When I’m considering magnesium supplements for anxiety, the form of magnesium is just as important as the dose. Different forms have varying levels of absorption and effectiveness. Common forms include:
- Magnesium oxide: Common but not absorbed very well
- Magnesium citrate: Better absorbed and commonly used to treat anxiety
- Magnesium glycinate: Highly absorbable and less likely to cause diarrhea
Starting with a lower dose and gradually increasing it can help minimize the risk of side effects such as nausea, low blood pressure, diarrhea, and vomiting. If I experience any adverse effects, it is vital to reduce the dosage or stop the supplement and seek medical advice.
An overdose of magnesium from food sources is rare, but taking too much in supplement form can lead to magnesium overdose with serious side effects. Signs of overdose include significantly low blood pressure, irregular heartbeat, and respiratory distress. If I suspect a magnesium overdose, I must seek immediate medical assistance.
Dietary Sources of Magnesium

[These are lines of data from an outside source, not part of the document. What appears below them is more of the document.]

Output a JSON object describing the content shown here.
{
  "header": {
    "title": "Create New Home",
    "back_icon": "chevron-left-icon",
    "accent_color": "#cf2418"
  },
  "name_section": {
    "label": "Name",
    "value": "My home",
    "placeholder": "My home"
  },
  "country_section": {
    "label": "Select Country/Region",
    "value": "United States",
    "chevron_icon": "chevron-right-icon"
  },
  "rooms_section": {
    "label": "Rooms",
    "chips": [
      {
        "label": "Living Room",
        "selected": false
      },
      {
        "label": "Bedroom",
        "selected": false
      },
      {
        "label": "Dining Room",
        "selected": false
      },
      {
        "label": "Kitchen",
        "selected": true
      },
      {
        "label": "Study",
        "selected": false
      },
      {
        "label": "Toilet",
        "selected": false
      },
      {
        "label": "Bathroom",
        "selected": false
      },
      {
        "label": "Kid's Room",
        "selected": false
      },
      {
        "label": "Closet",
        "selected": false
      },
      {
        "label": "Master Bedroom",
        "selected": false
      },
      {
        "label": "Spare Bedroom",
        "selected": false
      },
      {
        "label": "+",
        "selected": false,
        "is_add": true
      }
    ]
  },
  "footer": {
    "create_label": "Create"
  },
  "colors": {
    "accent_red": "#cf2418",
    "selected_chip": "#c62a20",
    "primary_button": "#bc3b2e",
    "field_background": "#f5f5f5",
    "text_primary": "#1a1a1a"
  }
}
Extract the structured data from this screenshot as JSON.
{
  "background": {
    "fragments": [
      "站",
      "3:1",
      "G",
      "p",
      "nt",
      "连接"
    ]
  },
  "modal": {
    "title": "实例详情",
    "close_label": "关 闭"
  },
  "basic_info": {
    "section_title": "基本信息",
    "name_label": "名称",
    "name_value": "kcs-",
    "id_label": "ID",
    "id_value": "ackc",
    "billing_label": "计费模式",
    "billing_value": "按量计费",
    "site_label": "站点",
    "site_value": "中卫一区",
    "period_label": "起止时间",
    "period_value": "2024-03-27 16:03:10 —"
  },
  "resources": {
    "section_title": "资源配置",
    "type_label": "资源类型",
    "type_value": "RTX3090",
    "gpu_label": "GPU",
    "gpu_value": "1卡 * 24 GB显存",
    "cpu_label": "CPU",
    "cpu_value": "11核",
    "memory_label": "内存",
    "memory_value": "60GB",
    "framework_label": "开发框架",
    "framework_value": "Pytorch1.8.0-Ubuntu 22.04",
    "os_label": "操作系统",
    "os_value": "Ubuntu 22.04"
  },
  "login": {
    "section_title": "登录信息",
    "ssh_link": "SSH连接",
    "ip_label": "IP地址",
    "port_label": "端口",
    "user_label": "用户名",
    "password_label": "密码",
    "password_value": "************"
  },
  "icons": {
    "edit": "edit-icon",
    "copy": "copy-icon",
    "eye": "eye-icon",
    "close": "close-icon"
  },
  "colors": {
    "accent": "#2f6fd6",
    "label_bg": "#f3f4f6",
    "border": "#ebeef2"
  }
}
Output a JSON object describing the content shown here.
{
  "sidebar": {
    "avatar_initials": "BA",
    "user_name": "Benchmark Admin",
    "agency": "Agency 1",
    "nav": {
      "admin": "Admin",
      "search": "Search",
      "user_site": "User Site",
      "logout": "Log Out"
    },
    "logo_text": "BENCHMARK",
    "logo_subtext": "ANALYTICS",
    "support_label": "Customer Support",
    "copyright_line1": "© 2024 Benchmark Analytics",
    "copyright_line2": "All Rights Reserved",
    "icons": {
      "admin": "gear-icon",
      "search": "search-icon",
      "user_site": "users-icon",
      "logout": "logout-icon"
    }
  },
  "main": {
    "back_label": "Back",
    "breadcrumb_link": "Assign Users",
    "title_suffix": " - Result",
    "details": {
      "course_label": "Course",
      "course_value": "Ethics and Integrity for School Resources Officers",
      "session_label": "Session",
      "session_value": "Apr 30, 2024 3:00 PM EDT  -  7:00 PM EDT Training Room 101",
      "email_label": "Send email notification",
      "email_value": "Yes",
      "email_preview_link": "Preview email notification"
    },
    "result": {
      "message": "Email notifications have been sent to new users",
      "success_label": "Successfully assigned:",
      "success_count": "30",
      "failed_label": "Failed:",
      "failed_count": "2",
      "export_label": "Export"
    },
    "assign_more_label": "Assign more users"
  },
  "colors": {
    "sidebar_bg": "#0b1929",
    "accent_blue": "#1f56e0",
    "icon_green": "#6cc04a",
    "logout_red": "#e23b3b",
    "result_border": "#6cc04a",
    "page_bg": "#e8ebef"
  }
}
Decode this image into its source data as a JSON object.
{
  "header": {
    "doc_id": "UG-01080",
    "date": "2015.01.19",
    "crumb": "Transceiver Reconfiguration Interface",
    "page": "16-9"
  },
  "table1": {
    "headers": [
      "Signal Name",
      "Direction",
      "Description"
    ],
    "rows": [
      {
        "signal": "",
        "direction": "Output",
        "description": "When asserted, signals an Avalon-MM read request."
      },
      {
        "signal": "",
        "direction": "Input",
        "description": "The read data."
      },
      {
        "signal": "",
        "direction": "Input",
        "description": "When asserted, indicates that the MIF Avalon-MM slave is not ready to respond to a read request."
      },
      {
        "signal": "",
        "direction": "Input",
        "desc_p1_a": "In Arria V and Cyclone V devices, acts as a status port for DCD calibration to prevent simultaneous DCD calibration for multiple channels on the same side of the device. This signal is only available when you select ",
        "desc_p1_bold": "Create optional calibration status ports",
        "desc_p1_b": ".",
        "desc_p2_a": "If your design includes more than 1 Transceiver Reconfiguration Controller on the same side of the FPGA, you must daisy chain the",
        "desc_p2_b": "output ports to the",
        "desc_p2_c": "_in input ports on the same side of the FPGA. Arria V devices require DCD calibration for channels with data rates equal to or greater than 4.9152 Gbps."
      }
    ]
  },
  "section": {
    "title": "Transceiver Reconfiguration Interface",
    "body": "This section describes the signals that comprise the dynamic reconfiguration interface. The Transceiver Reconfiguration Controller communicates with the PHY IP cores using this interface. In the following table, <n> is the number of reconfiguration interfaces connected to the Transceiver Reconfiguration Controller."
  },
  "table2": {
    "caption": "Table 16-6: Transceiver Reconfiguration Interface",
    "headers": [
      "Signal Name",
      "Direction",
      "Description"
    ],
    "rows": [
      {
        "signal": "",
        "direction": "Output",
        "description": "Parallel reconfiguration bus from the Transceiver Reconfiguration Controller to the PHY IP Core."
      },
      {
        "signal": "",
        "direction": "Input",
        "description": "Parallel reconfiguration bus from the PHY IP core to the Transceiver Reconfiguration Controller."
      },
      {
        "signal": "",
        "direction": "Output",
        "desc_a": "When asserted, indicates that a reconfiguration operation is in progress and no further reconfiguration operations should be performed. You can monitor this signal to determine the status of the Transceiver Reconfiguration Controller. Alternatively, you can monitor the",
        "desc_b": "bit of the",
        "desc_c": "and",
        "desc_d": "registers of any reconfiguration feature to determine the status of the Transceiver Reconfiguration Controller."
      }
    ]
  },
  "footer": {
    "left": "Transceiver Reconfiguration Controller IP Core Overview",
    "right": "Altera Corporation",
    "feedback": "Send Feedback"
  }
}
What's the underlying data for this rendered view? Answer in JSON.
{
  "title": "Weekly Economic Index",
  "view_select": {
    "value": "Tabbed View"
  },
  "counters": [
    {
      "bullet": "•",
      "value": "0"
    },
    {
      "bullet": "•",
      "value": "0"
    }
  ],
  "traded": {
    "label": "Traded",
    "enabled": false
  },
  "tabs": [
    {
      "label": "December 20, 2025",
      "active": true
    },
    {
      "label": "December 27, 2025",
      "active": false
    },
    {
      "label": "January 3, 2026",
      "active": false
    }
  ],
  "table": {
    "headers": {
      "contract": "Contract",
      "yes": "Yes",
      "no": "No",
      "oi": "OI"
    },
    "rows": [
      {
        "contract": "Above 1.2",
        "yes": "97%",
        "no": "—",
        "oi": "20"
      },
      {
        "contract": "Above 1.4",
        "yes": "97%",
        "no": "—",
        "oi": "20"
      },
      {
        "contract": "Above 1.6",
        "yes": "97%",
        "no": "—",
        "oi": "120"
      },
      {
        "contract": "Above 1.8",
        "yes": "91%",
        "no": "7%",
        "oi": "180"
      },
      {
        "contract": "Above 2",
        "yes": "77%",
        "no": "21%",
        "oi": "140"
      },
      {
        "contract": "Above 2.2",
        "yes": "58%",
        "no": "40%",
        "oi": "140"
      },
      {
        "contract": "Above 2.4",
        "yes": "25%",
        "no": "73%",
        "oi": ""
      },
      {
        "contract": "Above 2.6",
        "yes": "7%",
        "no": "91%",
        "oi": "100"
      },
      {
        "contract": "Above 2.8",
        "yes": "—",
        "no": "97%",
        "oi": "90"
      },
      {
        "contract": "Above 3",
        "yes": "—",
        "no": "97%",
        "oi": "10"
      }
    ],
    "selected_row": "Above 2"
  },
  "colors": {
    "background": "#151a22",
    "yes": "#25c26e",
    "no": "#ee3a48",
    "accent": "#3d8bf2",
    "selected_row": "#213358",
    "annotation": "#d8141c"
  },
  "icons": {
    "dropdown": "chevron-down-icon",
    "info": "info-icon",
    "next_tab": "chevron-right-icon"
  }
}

In addressing anxiety, I recognize the importance of magnesium, which can be effectively obtained through diet. I’ll discuss magnesium-rich foods and strategies for incorporating them into your diet.
My research shows that a variety of foods offer rich sources of magnesium. For optimal intake, I focus on including the following in my diet:
- Leafy Greens: Spinach and kale are excellent sources, with one cup of cooked spinach providing 157mg of magnesium.
- Nuts and Seeds: Almonds, cashews, pumpkin seeds, and chia seeds are packed with magnesium. A 1-ounce serving of almonds contains 80mg.
- Whole Grains: Quinoa and brown rice are not only hearty but also magnesium-rich. One cup of cooked quinoa offers 118mg.
- Legumes: Black beans are a great addition, with a cup offering around 120mg of magnesium.
Incorporating Magnesium Into Your Diet
I ensure regular magnesium intake by:
- Meal Planning: I include magnesium-rich foods in my daily meal plans. Breakfast might include a spinach omelet or yogurt with almonds and chia seeds.
- Snacking Smart: I choose snacks high in magnesium, like a handful of cashews or a mix of pumpkin seeds.
- Balancing Diet with Supplements: If I suspect my food intake falls short, I may consider a dietary supplement containing magnesium, after consulting with a healthcare professional.
Frequently Asked Questions
In this section, I’ll address common inquiries regarding magnesium’s impact on anxiety, with a focus on magnesium glycinate. My aim is to provide evidence-based information to help you understand how magnesium can affect anxiety and depression symptoms, appropriate dosages, and the time frame for potential benefits.
What are the benefits of magnesium glycinate for anxiety?
Magnesium glycinate is known for its calming effects on the brain due to its role in regulating neurotransmitters, which can potentially reduce anxiety and promote relaxation.
How does magnesium influence anxiety and depression symptoms?
Magnesium plays a crucial role in brain function and mood regulation. It may reduce anxiety symptoms by regulating neurotransmitters and reducing stress response.
What is the recommended dosage of magnesium for reducing anxiety?
The general recommended dosage of magnesium for anxiety starts at 100-350 mg per day, but it’s essential to consult with a healthcare provider for personal dosage recommendations.
Can magnesium supplementation improve sleep in individuals with anxiety?
Yes, magnesium has been shown to improve sleep quality, which is often disrupted in individuals with anxiety, by relaxing the nervous system and regulating melatonin production.
How quickly can one expect to see the effects of magnesium on anxiety levels?
Some individuals may start to feel the effects of magnesium on anxiety within as little as a week, but it might take longer, up to a month or more, for notable changes.
Are there any published reviews or studies on the efficacy of magnesium glycinate for anxiety relief?
Yes, there have been several reviews and studies indicating that magnesium glycinate may be effective for anxiety relief, highlighting its potential as a therapeutic supplement. However, it is important to review these studies in the context of your own health with a medical professional.